The conclusions of the new political memoir that is creating a stir in Washington are pretty unremarkable. We are told that the Bush administration was engaged in "manipulating sources of public opinion" over Iraq and "downplaying the major reason for going to war". President Bush himself exhibited a "lack of inquisitiveness" and the real driver of policy in the White House was the Vice President, Dick Cheney. So much of this has become conventional wisdom.
The interest lies purely in the author of the book. Scott McClellan is not any ordinary Washington watcher, but the President's former press secretary; someone who was at the very centre of power in the White House for three years and a crony of Mr Bush from his days in Texas. His criticisms of those he served cannot simply be dismissed by the White House as the partisan slurs of a political opponent. Mr McClellan was there. Indeed, it was his job to deliver the message that the White House wanted to project.

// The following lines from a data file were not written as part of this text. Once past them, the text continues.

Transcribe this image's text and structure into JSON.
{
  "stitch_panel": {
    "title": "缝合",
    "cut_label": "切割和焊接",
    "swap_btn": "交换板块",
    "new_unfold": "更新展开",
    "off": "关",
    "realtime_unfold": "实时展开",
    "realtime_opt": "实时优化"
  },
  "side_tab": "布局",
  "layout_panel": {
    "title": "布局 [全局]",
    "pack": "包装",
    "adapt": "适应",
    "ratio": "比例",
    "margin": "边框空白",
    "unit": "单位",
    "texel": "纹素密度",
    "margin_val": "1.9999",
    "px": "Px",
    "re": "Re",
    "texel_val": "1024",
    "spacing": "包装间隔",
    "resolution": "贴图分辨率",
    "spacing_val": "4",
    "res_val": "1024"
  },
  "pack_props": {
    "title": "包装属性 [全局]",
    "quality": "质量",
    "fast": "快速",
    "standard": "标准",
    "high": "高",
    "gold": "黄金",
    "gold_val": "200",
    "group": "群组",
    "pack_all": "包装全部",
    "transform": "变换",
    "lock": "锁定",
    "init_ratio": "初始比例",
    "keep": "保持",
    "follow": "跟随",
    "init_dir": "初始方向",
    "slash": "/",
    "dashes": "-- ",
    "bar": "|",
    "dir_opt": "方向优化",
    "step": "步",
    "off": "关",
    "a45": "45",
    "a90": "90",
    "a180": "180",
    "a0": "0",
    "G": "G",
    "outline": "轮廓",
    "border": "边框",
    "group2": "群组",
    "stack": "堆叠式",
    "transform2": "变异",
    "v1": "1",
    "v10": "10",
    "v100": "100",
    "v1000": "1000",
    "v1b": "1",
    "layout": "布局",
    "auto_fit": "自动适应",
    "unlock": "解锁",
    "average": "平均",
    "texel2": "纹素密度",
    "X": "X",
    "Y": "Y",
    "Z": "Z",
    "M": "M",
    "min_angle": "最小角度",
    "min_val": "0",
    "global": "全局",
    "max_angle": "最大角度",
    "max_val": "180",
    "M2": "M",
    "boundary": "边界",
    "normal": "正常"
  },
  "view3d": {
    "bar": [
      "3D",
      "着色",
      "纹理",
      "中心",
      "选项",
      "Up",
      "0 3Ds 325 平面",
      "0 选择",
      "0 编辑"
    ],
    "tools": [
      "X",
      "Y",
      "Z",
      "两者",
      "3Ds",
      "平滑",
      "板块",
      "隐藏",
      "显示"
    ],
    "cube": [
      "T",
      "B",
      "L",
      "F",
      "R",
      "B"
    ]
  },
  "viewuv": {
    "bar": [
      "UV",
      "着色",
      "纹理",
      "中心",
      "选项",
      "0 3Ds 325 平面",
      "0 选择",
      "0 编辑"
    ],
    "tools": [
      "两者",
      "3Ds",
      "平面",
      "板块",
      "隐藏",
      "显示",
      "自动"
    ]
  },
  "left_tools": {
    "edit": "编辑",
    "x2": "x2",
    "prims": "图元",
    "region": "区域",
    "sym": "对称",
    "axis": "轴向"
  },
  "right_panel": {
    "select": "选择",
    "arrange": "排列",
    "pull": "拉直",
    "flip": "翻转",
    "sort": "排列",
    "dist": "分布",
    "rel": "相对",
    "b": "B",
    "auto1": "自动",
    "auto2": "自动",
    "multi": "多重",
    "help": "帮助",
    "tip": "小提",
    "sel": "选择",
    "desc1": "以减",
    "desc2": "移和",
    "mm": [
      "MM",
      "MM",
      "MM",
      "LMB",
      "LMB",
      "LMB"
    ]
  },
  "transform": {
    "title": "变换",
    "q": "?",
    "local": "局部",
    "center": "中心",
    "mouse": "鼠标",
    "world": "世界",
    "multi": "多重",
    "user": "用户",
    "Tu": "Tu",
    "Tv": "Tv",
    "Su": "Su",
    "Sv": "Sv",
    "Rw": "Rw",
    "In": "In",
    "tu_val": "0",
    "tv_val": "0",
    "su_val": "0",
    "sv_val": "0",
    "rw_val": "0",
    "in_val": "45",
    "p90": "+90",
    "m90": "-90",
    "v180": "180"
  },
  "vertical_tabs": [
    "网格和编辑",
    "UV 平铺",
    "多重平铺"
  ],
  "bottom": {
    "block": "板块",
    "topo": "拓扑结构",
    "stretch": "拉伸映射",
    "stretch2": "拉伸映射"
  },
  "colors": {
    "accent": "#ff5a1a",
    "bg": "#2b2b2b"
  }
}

There is a case for arguing that McClellan has performed a public service by confirming the true nature of the Bush White House with his insider's account. Yet with political memoirs, as with comedy, timing is crucial. President Bush is now the lamest of lame ducks and heading for the exit. Despite the flurry of interest the book has provoked, the controversies it rakes up feel stale. The main question left lingering in the mind after reading Mr McClellan's exposé is: what took him so long?